* **Problem description**:
Every line containing the word "Package" is to be copied from the data below.

Data records for software interfaces
......

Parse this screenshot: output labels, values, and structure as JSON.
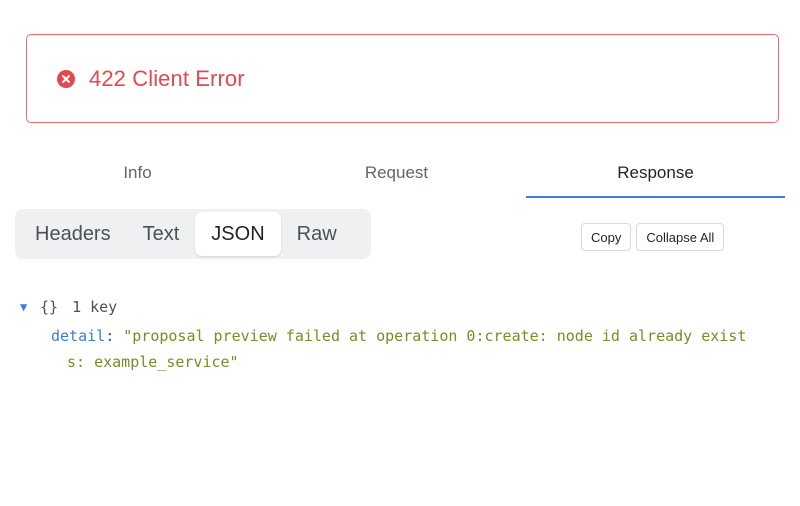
{
  "error": {
    "title": "422 Client Error",
    "icon": "x-circle-icon",
    "color": "#e5484d"
  },
  "main_tabs": [
    {
      "label": "Info",
      "active": false
    },
    {
      "label": "Request",
      "active": false
    },
    {
      "label": "Response",
      "active": true
    }
  ],
  "format_tabs": [
    {
      "label": "Headers",
      "active": false
    },
    {
      "label": "Text",
      "active": false
    },
    {
      "label": "JSON",
      "active": true
    },
    {
      "label": "Raw",
      "active": false
    }
  ],
  "toolbar": {
    "copy_label": "Copy",
    "collapse_label": "Collapse All"
  },
  "json_view": {
    "toggle_glyph": "▼",
    "brace": "{}",
    "key_count": "1 key",
    "entries": [
      {
        "key": "detail",
        "colon": ":",
        "value_line1": "\"proposal preview failed at operation 0:create: node id already exist",
        "value_line2": "s: example_service\""
      }
    ]
  },
  "colors": {
    "accent": "#3b7ddd",
    "error_border": "#ef6b6e",
    "string_value": "#7c8a27"
  }
}
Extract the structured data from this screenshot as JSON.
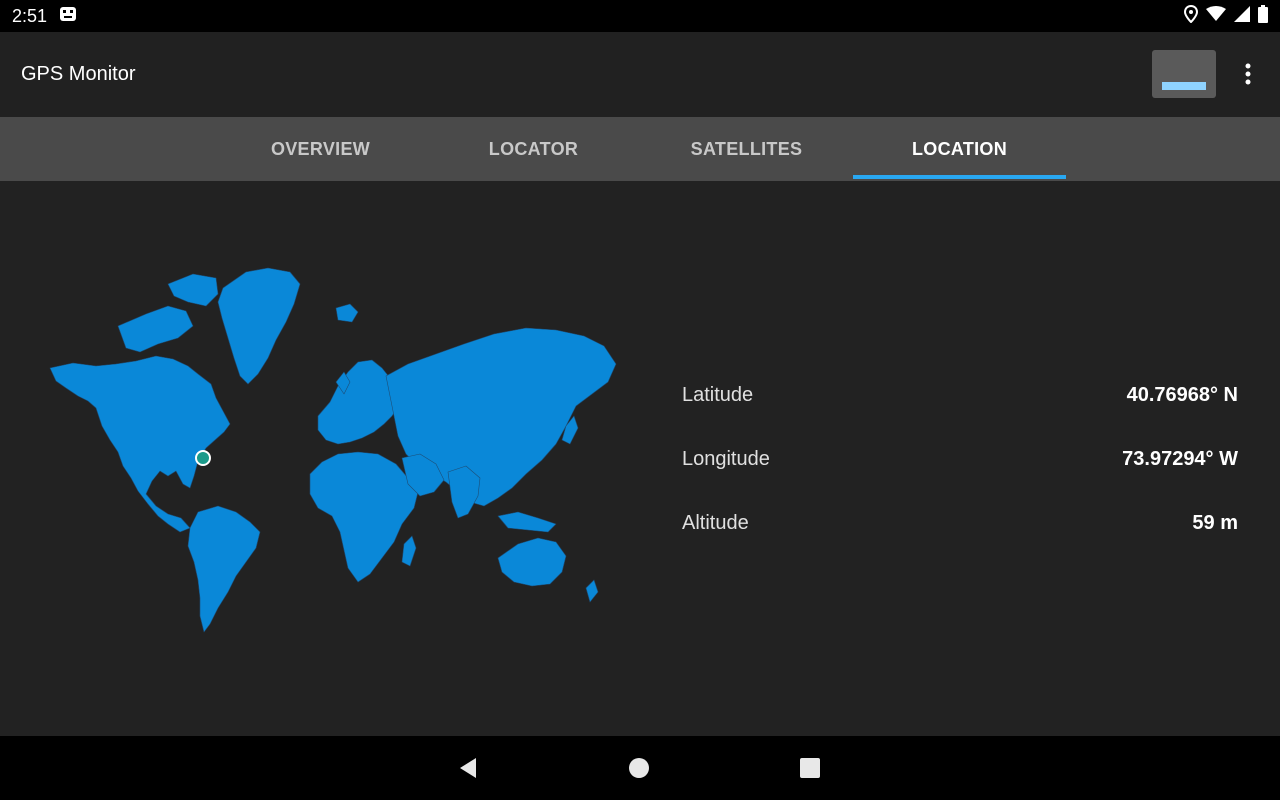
{
  "status_bar": {
    "time": "2:51",
    "icons": [
      "app-notification-icon",
      "location-icon",
      "wifi-icon",
      "signal-icon",
      "battery-icon"
    ]
  },
  "app_bar": {
    "title": "GPS Monitor",
    "icons": [
      "screen-toggle-icon",
      "more-vert-icon"
    ]
  },
  "tabs": [
    {
      "label": "OVERVIEW",
      "active": false
    },
    {
      "label": "LOCATOR",
      "active": false
    },
    {
      "label": "SATELLITES",
      "active": false
    },
    {
      "label": "LOCATION",
      "active": true
    }
  ],
  "location": {
    "latitude_label": "Latitude",
    "latitude_value": "40.76968° N",
    "longitude_label": "Longitude",
    "longitude_value": "73.97294° W",
    "altitude_label": "Altitude",
    "altitude_value": "59 m"
  },
  "map": {
    "land_color": "#0a88d8",
    "marker_color": "#1a9a8a"
  },
  "colors": {
    "accent": "#29a8f2",
    "background": "#222222",
    "tab_bar": "#4a4a4a"
  },
  "nav_bar": {
    "icons": [
      "back-icon",
      "home-icon",
      "recents-icon"
    ]
  }
}
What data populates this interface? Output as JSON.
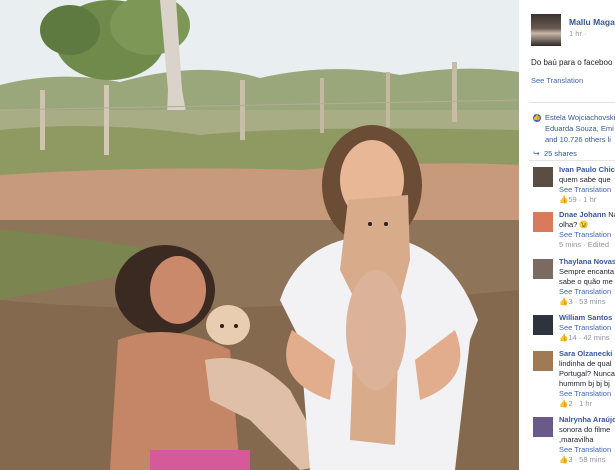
{
  "post": {
    "author": "Mallu Magal",
    "time": "1 hr ·",
    "text": "Do baú para o faceboo",
    "see_translation": "See Translation"
  },
  "reactions": {
    "line1": "Estela Wojciachovski,",
    "line2": "Eduarda Souza, Emi",
    "line3": "and 10.726 others li"
  },
  "shares": "25 shares",
  "comments": [
    {
      "name": "Ivan Paulo Chic",
      "text": "quem sabe que",
      "translation": "See Translation",
      "meta": "59 · 1 hr",
      "avatar_color": "#5c4d43"
    },
    {
      "name": "Dnae Johann",
      "name_suffix": "Na",
      "text": "olha? 😉",
      "translation": "See Translation",
      "meta": "5 mins · Edited",
      "avatar_color": "#d97a5b"
    },
    {
      "name": "Thaylana Novas",
      "text": "Sempre encanta",
      "text2": "sabe o quão me",
      "translation": "See Translation",
      "meta": "3 · 53 mins",
      "avatar_color": "#7a6a60"
    },
    {
      "name": "William Santos",
      "text": "",
      "translation": "See Translation",
      "meta": "14 · 42 mins",
      "avatar_color": "#2e3340"
    },
    {
      "name": "Sara Olzanecki",
      "text": "lindinha de qual",
      "text2": "Portugal? Nunca",
      "text3": "hummm bj bj bj",
      "translation": "See Translation",
      "meta": "2 · 1 hr",
      "avatar_color": "#a07a55"
    },
    {
      "name": "Nalrynha Araújo",
      "text": "sonora do filme",
      "text2": ",maravilha",
      "translation": "See Translation",
      "meta": "3 · 58 mins",
      "avatar_color": "#6a5a8a"
    }
  ],
  "colors": {
    "link": "#365899",
    "accent": "#4267b2",
    "muted": "#90949c"
  }
}
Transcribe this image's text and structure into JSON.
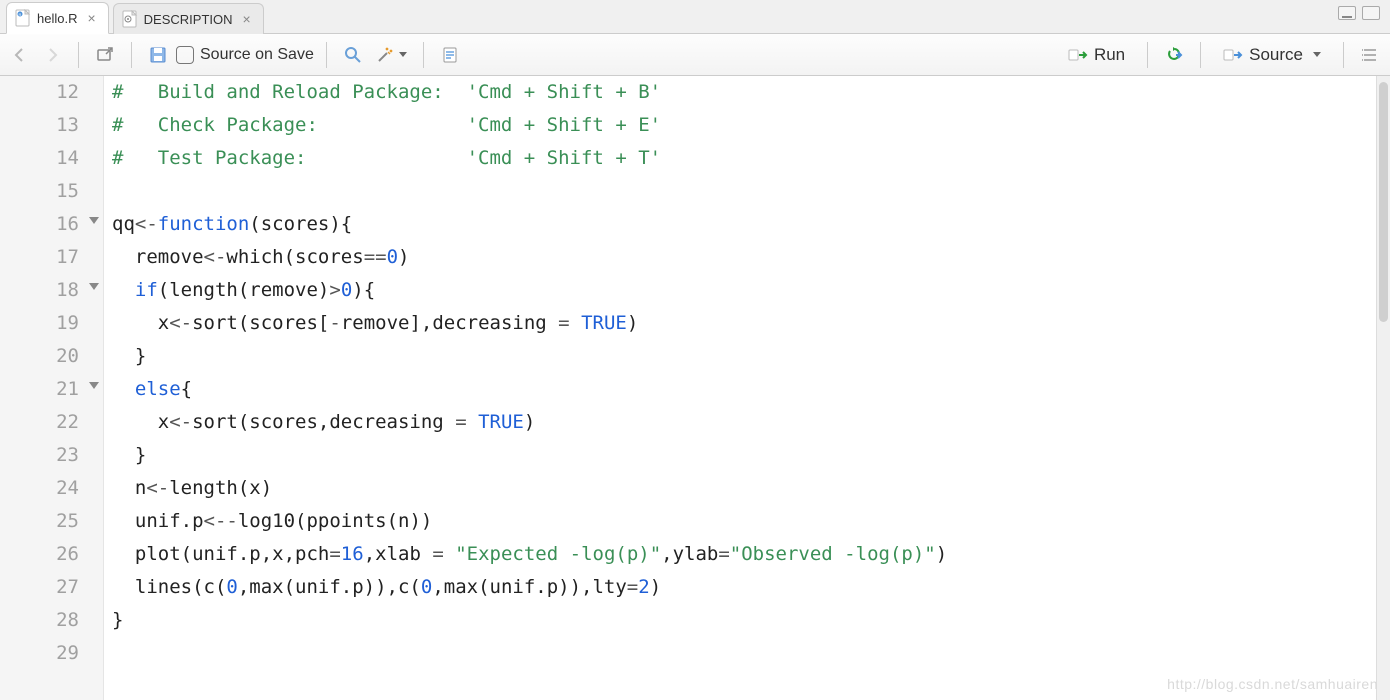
{
  "tabs": [
    {
      "label": "hello.R",
      "active": true,
      "icon": "r-file-icon"
    },
    {
      "label": "DESCRIPTION",
      "active": false,
      "icon": "gear-file-icon"
    }
  ],
  "toolbar": {
    "source_on_save_label": "Source on Save",
    "run_label": "Run",
    "source_label": "Source"
  },
  "code_lines": [
    {
      "n": 12,
      "fold": false,
      "tokens": [
        {
          "t": "#   Build and Reload Package:  'Cmd + Shift + B'",
          "c": "c-comment"
        }
      ]
    },
    {
      "n": 13,
      "fold": false,
      "tokens": [
        {
          "t": "#   Check Package:             'Cmd + Shift + E'",
          "c": "c-comment"
        }
      ]
    },
    {
      "n": 14,
      "fold": false,
      "tokens": [
        {
          "t": "#   Test Package:              'Cmd + Shift + T'",
          "c": "c-comment"
        }
      ]
    },
    {
      "n": 15,
      "fold": false,
      "tokens": []
    },
    {
      "n": 16,
      "fold": true,
      "tokens": [
        {
          "t": "qq",
          "c": ""
        },
        {
          "t": "<-",
          "c": "c-assign"
        },
        {
          "t": "function",
          "c": "c-keyword"
        },
        {
          "t": "(scores){",
          "c": ""
        }
      ]
    },
    {
      "n": 17,
      "fold": false,
      "tokens": [
        {
          "t": "  remove",
          "c": ""
        },
        {
          "t": "<-",
          "c": "c-assign"
        },
        {
          "t": "which(scores",
          "c": ""
        },
        {
          "t": "==",
          "c": "c-assign"
        },
        {
          "t": "0",
          "c": "c-number"
        },
        {
          "t": ")",
          "c": ""
        }
      ]
    },
    {
      "n": 18,
      "fold": true,
      "tokens": [
        {
          "t": "  ",
          "c": ""
        },
        {
          "t": "if",
          "c": "c-keyword"
        },
        {
          "t": "(length(remove)",
          "c": ""
        },
        {
          "t": ">",
          "c": "c-assign"
        },
        {
          "t": "0",
          "c": "c-number"
        },
        {
          "t": "){",
          "c": ""
        }
      ]
    },
    {
      "n": 19,
      "fold": false,
      "tokens": [
        {
          "t": "    x",
          "c": ""
        },
        {
          "t": "<-",
          "c": "c-assign"
        },
        {
          "t": "sort(scores[",
          "c": ""
        },
        {
          "t": "-",
          "c": "c-assign"
        },
        {
          "t": "remove],decreasing ",
          "c": ""
        },
        {
          "t": "=",
          "c": "c-assign"
        },
        {
          "t": " ",
          "c": ""
        },
        {
          "t": "TRUE",
          "c": "c-const"
        },
        {
          "t": ")",
          "c": ""
        }
      ]
    },
    {
      "n": 20,
      "fold": false,
      "tokens": [
        {
          "t": "  }",
          "c": ""
        }
      ]
    },
    {
      "n": 21,
      "fold": true,
      "tokens": [
        {
          "t": "  ",
          "c": ""
        },
        {
          "t": "else",
          "c": "c-keyword"
        },
        {
          "t": "{",
          "c": ""
        }
      ]
    },
    {
      "n": 22,
      "fold": false,
      "tokens": [
        {
          "t": "    x",
          "c": ""
        },
        {
          "t": "<-",
          "c": "c-assign"
        },
        {
          "t": "sort(scores,decreasing ",
          "c": ""
        },
        {
          "t": "=",
          "c": "c-assign"
        },
        {
          "t": " ",
          "c": ""
        },
        {
          "t": "TRUE",
          "c": "c-const"
        },
        {
          "t": ")",
          "c": ""
        }
      ]
    },
    {
      "n": 23,
      "fold": false,
      "tokens": [
        {
          "t": "  }",
          "c": ""
        }
      ]
    },
    {
      "n": 24,
      "fold": false,
      "tokens": [
        {
          "t": "  n",
          "c": ""
        },
        {
          "t": "<-",
          "c": "c-assign"
        },
        {
          "t": "length(x)",
          "c": ""
        }
      ]
    },
    {
      "n": 25,
      "fold": false,
      "tokens": [
        {
          "t": "  unif.p",
          "c": ""
        },
        {
          "t": "<-",
          "c": "c-assign"
        },
        {
          "t": "-",
          "c": "c-assign"
        },
        {
          "t": "log10(ppoints(n))",
          "c": ""
        }
      ]
    },
    {
      "n": 26,
      "fold": false,
      "tokens": [
        {
          "t": "  plot(unif.p,x,pch",
          "c": ""
        },
        {
          "t": "=",
          "c": "c-assign"
        },
        {
          "t": "16",
          "c": "c-number"
        },
        {
          "t": ",xlab ",
          "c": ""
        },
        {
          "t": "=",
          "c": "c-assign"
        },
        {
          "t": " ",
          "c": ""
        },
        {
          "t": "\"Expected -log(p)\"",
          "c": "c-string"
        },
        {
          "t": ",ylab",
          "c": ""
        },
        {
          "t": "=",
          "c": "c-assign"
        },
        {
          "t": "\"Observed -log(p)\"",
          "c": "c-string"
        },
        {
          "t": ")",
          "c": ""
        }
      ]
    },
    {
      "n": 27,
      "fold": false,
      "tokens": [
        {
          "t": "  lines(c(",
          "c": ""
        },
        {
          "t": "0",
          "c": "c-number"
        },
        {
          "t": ",max(unif.p)),c(",
          "c": ""
        },
        {
          "t": "0",
          "c": "c-number"
        },
        {
          "t": ",max(unif.p)),lty",
          "c": ""
        },
        {
          "t": "=",
          "c": "c-assign"
        },
        {
          "t": "2",
          "c": "c-number"
        },
        {
          "t": ")",
          "c": ""
        }
      ]
    },
    {
      "n": 28,
      "fold": false,
      "tokens": [
        {
          "t": "}",
          "c": ""
        }
      ]
    },
    {
      "n": 29,
      "fold": false,
      "tokens": []
    }
  ],
  "watermark": "http://blog.csdn.net/samhuairen"
}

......

* **Response**:
          "t": "#   Build and Reload Package:  'Cmd + Shift + B'",
          "t": "#   Check Package:             'Cmd + Shift + E'",
          "t": "#   Test Package:              'Cmd + Shift + T'",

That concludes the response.